This is the function of reconciliation, to make whole the man who struggles against himself. It reaches the centre of personality, and unites man not only with his God and with himself, but also with other men and nature. Reconciliation in the centre of personality results in reconciliation in all directions, and he who is reconciled is able to love. Salvation is the healing of the cosmic disease which prevents love.9
Such are the powerful values and insights that the biblical shalom and eirene shed for our health care concerns and practices of today. To recover them provides reasons to reject the “patent-evergreening”10 free-market deformation of pharmaceutical, medical, and health developments11 for commercial profit.12
Conversely, they provide reasons to equally reject the abuse of users and beneficiaries of the blessings of health and care by running senseless risks, by carelessness and negligence that overload the health systems unnecessarily, thus revealing no personal or collective concern for those in real need.13

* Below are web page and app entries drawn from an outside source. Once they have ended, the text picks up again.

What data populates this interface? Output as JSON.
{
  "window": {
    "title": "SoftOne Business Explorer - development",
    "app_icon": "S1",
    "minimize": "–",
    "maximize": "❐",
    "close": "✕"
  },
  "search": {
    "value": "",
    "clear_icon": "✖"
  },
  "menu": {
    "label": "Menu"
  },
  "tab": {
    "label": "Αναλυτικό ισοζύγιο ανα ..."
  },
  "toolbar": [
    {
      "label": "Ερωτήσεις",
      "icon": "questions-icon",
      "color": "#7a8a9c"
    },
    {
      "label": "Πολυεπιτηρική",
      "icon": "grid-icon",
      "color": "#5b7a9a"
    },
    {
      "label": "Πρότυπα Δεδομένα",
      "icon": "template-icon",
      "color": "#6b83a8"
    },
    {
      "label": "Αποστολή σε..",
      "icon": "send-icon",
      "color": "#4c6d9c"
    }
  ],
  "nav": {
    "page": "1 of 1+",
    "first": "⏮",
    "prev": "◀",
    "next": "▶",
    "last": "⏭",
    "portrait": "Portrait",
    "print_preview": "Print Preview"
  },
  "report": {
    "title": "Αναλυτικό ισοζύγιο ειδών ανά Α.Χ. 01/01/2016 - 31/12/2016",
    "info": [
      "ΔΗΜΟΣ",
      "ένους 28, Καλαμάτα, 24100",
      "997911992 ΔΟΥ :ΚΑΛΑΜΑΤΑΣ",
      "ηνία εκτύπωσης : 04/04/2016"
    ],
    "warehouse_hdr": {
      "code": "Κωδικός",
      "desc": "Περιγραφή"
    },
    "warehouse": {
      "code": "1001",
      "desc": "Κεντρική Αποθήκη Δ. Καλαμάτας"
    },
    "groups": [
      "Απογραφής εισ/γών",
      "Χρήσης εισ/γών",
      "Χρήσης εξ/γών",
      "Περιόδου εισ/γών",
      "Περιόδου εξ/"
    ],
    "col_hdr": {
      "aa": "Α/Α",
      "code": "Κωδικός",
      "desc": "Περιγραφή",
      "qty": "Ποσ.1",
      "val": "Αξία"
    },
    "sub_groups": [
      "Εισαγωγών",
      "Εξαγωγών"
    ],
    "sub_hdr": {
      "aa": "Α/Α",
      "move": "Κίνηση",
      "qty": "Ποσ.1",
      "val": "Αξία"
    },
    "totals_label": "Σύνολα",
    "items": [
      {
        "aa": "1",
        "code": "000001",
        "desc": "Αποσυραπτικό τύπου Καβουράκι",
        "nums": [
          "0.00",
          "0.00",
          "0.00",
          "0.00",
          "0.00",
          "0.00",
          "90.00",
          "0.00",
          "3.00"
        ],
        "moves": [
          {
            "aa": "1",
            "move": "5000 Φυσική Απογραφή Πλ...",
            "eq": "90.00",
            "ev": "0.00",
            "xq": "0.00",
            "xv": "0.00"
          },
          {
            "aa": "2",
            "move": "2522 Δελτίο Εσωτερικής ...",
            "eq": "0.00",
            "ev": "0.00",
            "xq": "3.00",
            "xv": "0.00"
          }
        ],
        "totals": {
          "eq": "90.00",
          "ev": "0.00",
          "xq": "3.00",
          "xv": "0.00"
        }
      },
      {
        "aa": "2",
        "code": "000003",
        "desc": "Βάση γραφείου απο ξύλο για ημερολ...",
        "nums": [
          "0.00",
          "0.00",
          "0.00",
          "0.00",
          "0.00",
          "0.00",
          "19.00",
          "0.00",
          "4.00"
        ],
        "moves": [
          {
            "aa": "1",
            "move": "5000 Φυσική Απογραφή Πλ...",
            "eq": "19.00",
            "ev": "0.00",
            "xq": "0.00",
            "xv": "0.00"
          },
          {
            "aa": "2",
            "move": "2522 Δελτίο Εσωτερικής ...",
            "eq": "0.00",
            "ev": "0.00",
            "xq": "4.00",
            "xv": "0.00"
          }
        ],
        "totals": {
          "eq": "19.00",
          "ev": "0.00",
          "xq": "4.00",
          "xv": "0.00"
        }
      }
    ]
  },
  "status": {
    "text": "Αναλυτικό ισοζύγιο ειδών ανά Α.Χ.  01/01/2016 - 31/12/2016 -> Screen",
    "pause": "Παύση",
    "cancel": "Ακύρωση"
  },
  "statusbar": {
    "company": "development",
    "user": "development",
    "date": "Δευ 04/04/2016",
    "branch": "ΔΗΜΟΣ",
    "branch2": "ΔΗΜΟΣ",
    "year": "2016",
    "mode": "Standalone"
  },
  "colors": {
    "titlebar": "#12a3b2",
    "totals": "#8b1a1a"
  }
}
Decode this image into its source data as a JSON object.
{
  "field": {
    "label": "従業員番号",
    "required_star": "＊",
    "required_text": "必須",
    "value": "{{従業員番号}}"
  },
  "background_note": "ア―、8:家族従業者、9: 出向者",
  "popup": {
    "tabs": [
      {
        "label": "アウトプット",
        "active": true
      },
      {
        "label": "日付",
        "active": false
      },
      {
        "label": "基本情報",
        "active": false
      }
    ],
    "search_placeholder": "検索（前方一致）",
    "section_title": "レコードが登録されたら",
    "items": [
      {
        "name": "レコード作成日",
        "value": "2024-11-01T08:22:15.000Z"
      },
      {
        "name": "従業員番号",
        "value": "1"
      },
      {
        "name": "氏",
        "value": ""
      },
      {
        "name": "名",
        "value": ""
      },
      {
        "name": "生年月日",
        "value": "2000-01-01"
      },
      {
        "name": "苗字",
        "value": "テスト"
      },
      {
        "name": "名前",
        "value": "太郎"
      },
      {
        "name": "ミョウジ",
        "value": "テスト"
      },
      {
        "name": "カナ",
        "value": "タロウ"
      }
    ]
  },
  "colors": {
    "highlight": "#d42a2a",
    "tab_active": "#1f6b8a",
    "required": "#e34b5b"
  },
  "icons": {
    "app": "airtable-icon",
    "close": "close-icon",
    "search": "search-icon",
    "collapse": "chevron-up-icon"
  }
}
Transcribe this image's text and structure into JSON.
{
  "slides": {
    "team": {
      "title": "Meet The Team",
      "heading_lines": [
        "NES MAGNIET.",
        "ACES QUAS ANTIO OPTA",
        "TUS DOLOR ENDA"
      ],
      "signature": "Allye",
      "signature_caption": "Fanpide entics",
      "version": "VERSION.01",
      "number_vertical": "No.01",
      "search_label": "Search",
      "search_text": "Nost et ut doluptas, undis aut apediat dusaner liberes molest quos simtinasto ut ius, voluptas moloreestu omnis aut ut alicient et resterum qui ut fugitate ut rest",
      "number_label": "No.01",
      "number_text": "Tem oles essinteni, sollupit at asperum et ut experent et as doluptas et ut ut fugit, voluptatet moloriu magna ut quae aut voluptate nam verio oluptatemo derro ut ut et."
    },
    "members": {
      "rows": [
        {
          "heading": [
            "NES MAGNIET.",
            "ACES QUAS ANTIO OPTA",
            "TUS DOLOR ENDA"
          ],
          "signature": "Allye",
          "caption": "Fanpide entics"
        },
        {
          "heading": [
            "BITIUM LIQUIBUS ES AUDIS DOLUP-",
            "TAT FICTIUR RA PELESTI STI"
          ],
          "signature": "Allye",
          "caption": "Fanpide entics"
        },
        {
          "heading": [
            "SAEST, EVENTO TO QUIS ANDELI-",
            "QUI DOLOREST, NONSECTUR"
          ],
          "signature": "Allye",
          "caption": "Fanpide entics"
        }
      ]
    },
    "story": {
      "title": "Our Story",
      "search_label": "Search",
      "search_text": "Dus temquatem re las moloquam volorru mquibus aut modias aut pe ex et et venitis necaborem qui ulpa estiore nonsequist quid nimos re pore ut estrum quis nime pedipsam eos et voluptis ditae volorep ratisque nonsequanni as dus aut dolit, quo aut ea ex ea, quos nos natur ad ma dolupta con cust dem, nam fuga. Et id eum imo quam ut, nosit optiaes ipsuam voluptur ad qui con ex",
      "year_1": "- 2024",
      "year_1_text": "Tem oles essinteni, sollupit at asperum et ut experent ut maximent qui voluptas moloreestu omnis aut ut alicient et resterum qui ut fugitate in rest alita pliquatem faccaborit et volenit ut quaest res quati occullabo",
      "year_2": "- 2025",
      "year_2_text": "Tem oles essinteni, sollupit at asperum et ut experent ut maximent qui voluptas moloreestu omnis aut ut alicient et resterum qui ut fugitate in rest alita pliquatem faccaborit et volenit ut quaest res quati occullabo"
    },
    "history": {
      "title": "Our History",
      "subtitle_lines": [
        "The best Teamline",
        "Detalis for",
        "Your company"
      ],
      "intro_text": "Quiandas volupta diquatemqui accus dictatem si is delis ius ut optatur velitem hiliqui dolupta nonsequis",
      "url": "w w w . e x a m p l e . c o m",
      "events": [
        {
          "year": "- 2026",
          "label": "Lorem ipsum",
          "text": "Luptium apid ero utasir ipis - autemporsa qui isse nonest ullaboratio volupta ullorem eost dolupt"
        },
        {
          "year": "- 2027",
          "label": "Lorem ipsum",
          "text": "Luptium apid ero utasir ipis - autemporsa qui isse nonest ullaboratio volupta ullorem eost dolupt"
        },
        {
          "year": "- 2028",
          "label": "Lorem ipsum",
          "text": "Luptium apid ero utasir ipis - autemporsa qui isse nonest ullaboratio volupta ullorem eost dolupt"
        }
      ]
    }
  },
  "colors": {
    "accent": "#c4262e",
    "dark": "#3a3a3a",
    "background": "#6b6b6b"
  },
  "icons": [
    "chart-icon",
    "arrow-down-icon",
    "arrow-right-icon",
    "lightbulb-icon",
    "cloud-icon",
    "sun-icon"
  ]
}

Anything less than an integrated approach to health and healing, in the search for wholeness for the human person and creation, will result in mere patchwork efforts and disillusionment. It can also wound and corrupt the healers. As those in mission, sent to heal in the comprehensive approach of God’s intention, healers need to rediscover the biblical view of the person, as well as of health and healing.
1. 2006. Old Testament Theology: Israel’s Faith, vol. 2. Downers Grove, Illinois, USA: InterVarsity Press Academic, 728.
2. Ibid, 729.
3. 1990. “The Meaning of Health.” In Writings in the Philosophy of Culture, vol 2. Ed. Michael Palmer. New York: Walter de Gruyter & Co., 211.
4. Ibid, 214.
5. Ibid, 216.
6. Ibid, 211.
7. Ibid, 216.
8. Allen, E Anthony. 1991.“The Church’s Ministry of Healing: The Challenges to Commitment.” In Health, Healing and Transformation. Eds. E. Anthony Allen, Kenneth Luscombe, Bryant L. Myers, et al. Monrovia, California, USA: MARC/World Vision International, 23.
9. Tillich, 214.
10. A full new patent for the same slightly-modified product, to avoid patent expiration and to extend profiting monopoly. For pharmaceutical products, this means an extended monopoly that excludes generic drugs from the market.
11. See Mudur, Ganapati. 2007. “MSF Challenges Novartis's Action over Indian Patent for Imatinib.” BMJ 334: 172.
12. See Blech, Jörg. 2006. Inventing Diseases and Pushing Pills: Pharmaceutical Companies and the Medicalization of Normal Life. New York: Routledge, 17, 21-23, 66-68.
13. Lessig, Lawrence. 2004. Free Culture: How Big Media Uses Technology and Law to Lock Down Culture and Control Creativity. New York: Penguin Press, 211-213.